BEIJING -- China's capital controls are taking a visible toll on its companies' investment activity abroad and discouraging foreign multinationals from pumping money into the world's second-largest economy.
China's outbound direct investment plunged 46% on the year to $48.1 billion in the six months through June, trailing foreign direct investment of $65.6 billion.
After it began opening up its economy in 1978, China achieved rapid growth by turning itself into a magnet for foreign capital, with the result that inbound investment long outpaced outflows. In the 2000s, after accumulating a deep capital base, Beijing urged Chinese companies to go forth and globalize. Nonfinancial outbound investment reached $170.1 billion in 2016, surpassing inbound investment for the first time.
That placed China among the ranks of net capital exporters, typically a sign of economic maturity. China's Ministry of Commerce marked the development as an important event indicating China's leap from a significant economy and trading nation to a powerhouse. Now, China has reverted back to a net importer of capital.

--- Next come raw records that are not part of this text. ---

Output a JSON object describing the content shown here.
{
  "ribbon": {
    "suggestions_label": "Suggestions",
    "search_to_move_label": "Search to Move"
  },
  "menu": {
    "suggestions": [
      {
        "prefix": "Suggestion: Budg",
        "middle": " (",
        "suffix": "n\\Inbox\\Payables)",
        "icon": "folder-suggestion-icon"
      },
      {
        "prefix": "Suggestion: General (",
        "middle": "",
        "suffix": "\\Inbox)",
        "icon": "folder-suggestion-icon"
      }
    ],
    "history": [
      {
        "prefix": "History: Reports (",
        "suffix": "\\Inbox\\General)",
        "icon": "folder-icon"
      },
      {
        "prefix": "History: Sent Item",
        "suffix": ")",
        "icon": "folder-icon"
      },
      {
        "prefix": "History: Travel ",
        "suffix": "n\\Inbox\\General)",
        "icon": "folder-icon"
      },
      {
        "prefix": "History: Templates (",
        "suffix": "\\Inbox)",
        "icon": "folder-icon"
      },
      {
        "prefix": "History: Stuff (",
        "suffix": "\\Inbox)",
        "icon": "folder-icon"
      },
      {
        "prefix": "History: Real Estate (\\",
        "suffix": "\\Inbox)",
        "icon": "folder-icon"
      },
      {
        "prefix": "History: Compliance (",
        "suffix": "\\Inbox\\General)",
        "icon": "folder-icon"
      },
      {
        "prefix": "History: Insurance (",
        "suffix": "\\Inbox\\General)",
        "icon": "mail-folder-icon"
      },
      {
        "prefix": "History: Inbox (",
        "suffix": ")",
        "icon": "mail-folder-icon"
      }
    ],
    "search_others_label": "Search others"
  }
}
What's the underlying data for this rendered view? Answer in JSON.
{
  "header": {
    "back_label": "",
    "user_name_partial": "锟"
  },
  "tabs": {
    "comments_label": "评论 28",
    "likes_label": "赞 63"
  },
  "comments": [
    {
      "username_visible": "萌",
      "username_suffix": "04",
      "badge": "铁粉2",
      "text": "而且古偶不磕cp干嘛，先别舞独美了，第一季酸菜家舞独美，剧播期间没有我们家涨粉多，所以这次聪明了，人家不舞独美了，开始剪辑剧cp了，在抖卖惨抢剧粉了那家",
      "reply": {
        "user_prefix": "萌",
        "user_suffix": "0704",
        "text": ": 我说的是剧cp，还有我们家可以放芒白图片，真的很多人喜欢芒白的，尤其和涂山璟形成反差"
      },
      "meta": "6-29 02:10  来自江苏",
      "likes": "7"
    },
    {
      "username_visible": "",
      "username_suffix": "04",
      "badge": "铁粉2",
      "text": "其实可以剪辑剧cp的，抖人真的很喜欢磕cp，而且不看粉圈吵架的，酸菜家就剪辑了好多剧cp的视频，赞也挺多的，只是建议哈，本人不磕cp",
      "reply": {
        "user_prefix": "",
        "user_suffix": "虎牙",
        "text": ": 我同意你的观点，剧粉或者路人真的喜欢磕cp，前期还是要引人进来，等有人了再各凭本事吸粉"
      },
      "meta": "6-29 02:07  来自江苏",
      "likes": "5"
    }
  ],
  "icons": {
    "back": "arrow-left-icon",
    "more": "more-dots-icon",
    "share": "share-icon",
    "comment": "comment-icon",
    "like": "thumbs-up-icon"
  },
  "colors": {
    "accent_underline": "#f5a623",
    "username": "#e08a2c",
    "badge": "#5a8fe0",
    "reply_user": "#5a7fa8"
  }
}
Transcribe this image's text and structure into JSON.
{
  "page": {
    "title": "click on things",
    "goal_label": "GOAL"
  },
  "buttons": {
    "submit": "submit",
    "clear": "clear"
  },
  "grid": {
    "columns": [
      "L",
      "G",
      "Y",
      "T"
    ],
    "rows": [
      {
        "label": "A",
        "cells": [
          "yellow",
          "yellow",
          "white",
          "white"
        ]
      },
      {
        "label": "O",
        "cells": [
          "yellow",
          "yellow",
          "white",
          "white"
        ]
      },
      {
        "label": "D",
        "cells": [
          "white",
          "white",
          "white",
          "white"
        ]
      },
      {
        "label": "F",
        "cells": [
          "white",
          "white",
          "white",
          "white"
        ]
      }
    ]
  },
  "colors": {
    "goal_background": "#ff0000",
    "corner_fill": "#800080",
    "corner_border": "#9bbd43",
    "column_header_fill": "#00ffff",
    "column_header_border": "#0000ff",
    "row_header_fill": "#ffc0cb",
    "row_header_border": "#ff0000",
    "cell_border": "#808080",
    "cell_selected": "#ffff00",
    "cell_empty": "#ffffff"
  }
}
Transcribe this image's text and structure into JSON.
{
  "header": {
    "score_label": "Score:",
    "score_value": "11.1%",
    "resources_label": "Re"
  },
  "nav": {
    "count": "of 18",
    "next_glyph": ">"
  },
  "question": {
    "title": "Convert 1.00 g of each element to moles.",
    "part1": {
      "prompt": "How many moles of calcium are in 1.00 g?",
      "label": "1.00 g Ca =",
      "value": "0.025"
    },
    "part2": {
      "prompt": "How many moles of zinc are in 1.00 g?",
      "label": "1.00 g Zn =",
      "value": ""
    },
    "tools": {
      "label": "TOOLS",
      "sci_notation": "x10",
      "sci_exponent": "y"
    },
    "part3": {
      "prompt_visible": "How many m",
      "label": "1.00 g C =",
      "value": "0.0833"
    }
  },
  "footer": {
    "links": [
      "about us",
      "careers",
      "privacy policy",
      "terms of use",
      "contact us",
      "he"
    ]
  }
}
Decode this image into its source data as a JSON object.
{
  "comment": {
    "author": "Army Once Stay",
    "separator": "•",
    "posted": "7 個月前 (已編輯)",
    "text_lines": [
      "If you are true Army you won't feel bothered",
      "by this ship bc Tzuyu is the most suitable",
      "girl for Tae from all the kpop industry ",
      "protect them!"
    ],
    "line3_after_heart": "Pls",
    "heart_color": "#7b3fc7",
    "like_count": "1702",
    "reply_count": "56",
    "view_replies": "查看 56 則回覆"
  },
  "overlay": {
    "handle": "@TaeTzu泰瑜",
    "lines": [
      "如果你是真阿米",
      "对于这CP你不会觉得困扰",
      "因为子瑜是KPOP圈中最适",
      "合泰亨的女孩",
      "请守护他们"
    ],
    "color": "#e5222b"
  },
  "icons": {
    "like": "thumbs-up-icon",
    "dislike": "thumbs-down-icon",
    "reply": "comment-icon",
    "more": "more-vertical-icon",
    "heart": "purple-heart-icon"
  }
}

Beijing's capital controls are the main reason. Foreign acquisitions, remittances, money exchanges and other outbound transactions of more than $5 million became subject to mandatory pre-screening by regulators starting last November. The threshold for such scrutiny had previously been more than $50 million. Regulators also said real estate, hotel, entertainment, film, sports club and other "irrational" overseas investments would be tightly monitored, making acquisitions in fields other than high-tech manufacturing difficult.
In June it was learned Chinese bank regulators had told lenders to more strictly examine overseas investments by Dalian Wanda Group, HNA Group and three other major conglomerates. These five groups accounted for about 60% of total Chinese overseas investment in the first half of this year, according to a study by the American Enterprise Institute and the Heritage Foundation.
Beijing appears intent on continuing to restrict overseas acquisitions. This month, the Finance Ministry introduced a policy of probing executive responsibility for failed foreign investments by state-owned enterprises, and called for regular checks of acquisitions' financial health.
While such capital controls have curbed capital flight and weakness in the yuan, a side effect has been falling inbound investment, which retreated in the first half. Steep declines were seen in inflows from the U.S., the U.K. and Germany -- nations home to high-tech groups.
"This year China's foreign investment has seen negative growth. This is something we need to monitor closely," Chinese Premier Li Keqiang said in June. "We must eliminate barriers to investment."
But if profits cannot flow back home, foreign corporations will continue to think twice about expanding investment in China.
At the World Economic Forum in Davos, Switzerland, in January, Chinese President Xi Jinping promoted an open China. But the reality is that flows of capital between China and other countries have weakened.